This trip proved a little different from my previous two visits. The salmon runs typically starts sometime in late June early July, but this year the salmon were late. There were salmon in the river and a few big schools of salmon had gone through the system, but the thousands and thousands of salmon typical at this time of year were missing. Consequently, there were fewer bears along the river banks than normal and the bears looked lost at the falls. In the four days I was there, I didn’t see a single salmon jump. The bears would stand on top of the falls and stare at the pool of water below them waiting for flying salmon. They stood patiently for 20 minutes or longer waiting, but eventually gave up and moved on.
The lack of salmon and bear proved disappointing. Shooting at 8 frames per second from the upper viewing platform while salmon met up with hungry bears mid air would have to wait for another year. The bears we did see were mostly down by the lower falls, walking along the shores of Naknek Lake and a few could be found walking along the banks of Brooks River. In years past, the big male bears tend to dominate the upper part of the river with the biggest of the males intimidating the younger ones for the best spot atop of Brooks Falls. Along the lower river you’d find the sows and their cubs. The sows are very protective of their young cubs. They get nervous if any male, big or small, gets near.
If you plan to visit the Brooks Camp area, here are my recommendations:
To get there:
Seattle – Anchorage – King Salmon (commercial flights)
King Salmon – Brooks Camp (operated by
Where to stay:
Cabins: operated by
Campground – Operated by the National Park Service (you can book a reservation only up to six month before your visit)
Electrical Needs for Digital Cameras and Laptops:
The mess hall at Brooks Camp runs on a generator and has electrical outlets. You’ll find many of the outlets recharging batteries. I took a power strip so I could recharge my digital camera batteries and laptop at the same time. This way I only needed one outlet to satisfy all my electrical needs.
I found this interesting article that provides tips on taking photos from inside an airplane.

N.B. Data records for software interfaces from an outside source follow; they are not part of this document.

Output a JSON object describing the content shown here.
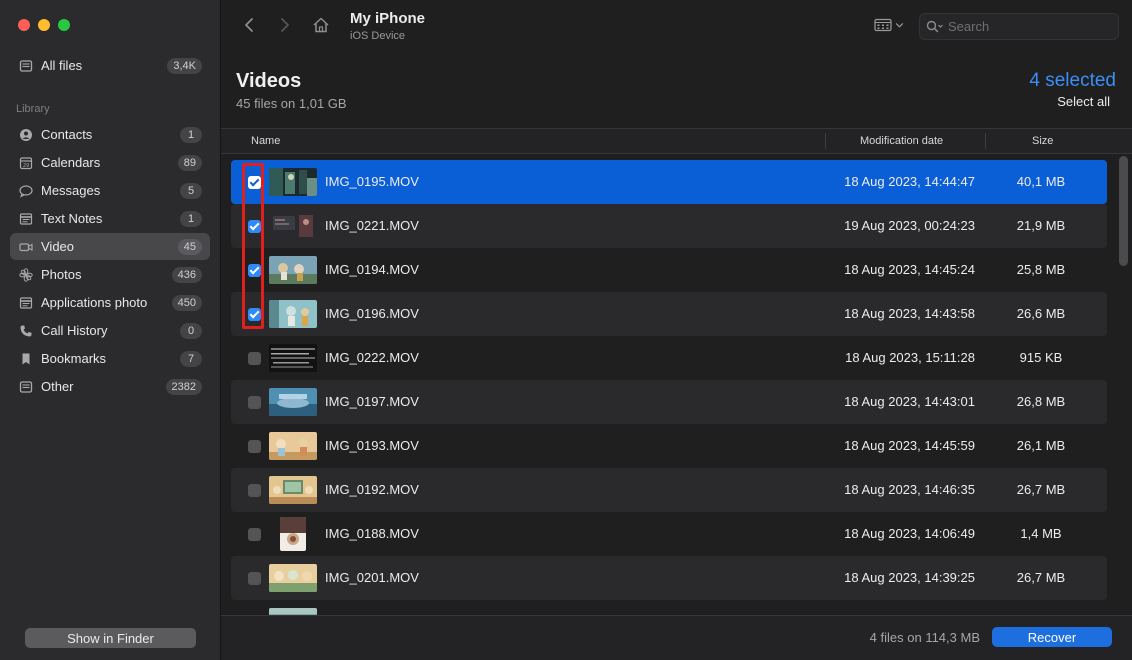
{
  "sidebar": {
    "all_files": {
      "label": "All files",
      "count": "3,4K"
    },
    "library_label": "Library",
    "items": [
      {
        "label": "Contacts",
        "count": "1",
        "icon": "contacts-icon"
      },
      {
        "label": "Calendars",
        "count": "89",
        "icon": "calendar-icon"
      },
      {
        "label": "Messages",
        "count": "5",
        "icon": "message-icon"
      },
      {
        "label": "Text Notes",
        "count": "1",
        "icon": "note-icon"
      },
      {
        "label": "Video",
        "count": "45",
        "icon": "video-icon"
      },
      {
        "label": "Photos",
        "count": "436",
        "icon": "photos-icon"
      },
      {
        "label": "Applications photo",
        "count": "450",
        "icon": "app-photo-icon"
      },
      {
        "label": "Call History",
        "count": "0",
        "icon": "phone-icon"
      },
      {
        "label": "Bookmarks",
        "count": "7",
        "icon": "bookmark-icon"
      },
      {
        "label": "Other",
        "count": "2382",
        "icon": "other-icon"
      }
    ],
    "show_in_finder": "Show in Finder"
  },
  "toolbar": {
    "title": "My iPhone",
    "subtitle": "iOS Device",
    "search_placeholder": "Search"
  },
  "content": {
    "heading": "Videos",
    "subheading": "45 files on 1,01 GB",
    "selected_count": "4 selected",
    "select_all": "Select all"
  },
  "table": {
    "columns": {
      "name": "Name",
      "date": "Modification date",
      "size": "Size"
    },
    "rows": [
      {
        "name": "IMG_0195.MOV",
        "date": "18 Aug 2023, 14:44:47",
        "size": "40,1 MB",
        "checked": true
      },
      {
        "name": "IMG_0221.MOV",
        "date": "19 Aug 2023, 00:24:23",
        "size": "21,9 MB",
        "checked": true
      },
      {
        "name": "IMG_0194.MOV",
        "date": "18 Aug 2023, 14:45:24",
        "size": "25,8 MB",
        "checked": true
      },
      {
        "name": "IMG_0196.MOV",
        "date": "18 Aug 2023, 14:43:58",
        "size": "26,6 MB",
        "checked": true
      },
      {
        "name": "IMG_0222.MOV",
        "date": "18 Aug 2023, 15:11:28",
        "size": "915 KB",
        "checked": false
      },
      {
        "name": "IMG_0197.MOV",
        "date": "18 Aug 2023, 14:43:01",
        "size": "26,8 MB",
        "checked": false
      },
      {
        "name": "IMG_0193.MOV",
        "date": "18 Aug 2023, 14:45:59",
        "size": "26,1 MB",
        "checked": false
      },
      {
        "name": "IMG_0192.MOV",
        "date": "18 Aug 2023, 14:46:35",
        "size": "26,7 MB",
        "checked": false
      },
      {
        "name": "IMG_0188.MOV",
        "date": "18 Aug 2023, 14:06:49",
        "size": "1,4 MB",
        "checked": false
      },
      {
        "name": "IMG_0201.MOV",
        "date": "18 Aug 2023, 14:39:25",
        "size": "26,7 MB",
        "checked": false
      }
    ]
  },
  "footer": {
    "info": "4 files on 114,3 MB",
    "recover": "Recover"
  },
  "colors": {
    "accent": "#3a8ef6",
    "selected_row": "#0b5fd6",
    "highlight": "#e0201c"
  }
}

Click Here for Link
Just found out one of my leopard photos was used in a Condé Nast Traveller magazine article about the private game reserve Londolozi located in South Africa.
Click to read the article about Londolozi Private Game Reserve
Last year I was watching Scott Kelby’s Nikon D-Town TV series which highlighted useful tips and suggestions for Nikon shooters. They covered a range of topics as well many of the Nikon camera models. After a successful first season they just launched season two and decided to open up the format to a wide range of subjects, no longer a Nikon only show.
Here is the link to KelbyTV.com/DtownTV (the first season)
Here is the link to the 1st episode of season two, D-Town TV
I’m very proud that I just published my first travel photo book, A Photo Tour In Paris.
Also, I’ve entered it into a travel book contest. Besides from being extremely proud of the images and work presented I’d like to win the contest. Unfortunately, the first round of competition is a popularity contest. The top 15 books with the most votes will move on to the next level and be judged by a panel of photography experts.
I’m asking that you follow the link http://www.blurb.com/bookstore/detail/912596 take a look (you can review the entire book via full screen) and vote for my book if you feel it worthy of your vote.
I’m thanking you in advance and I hope you like the book.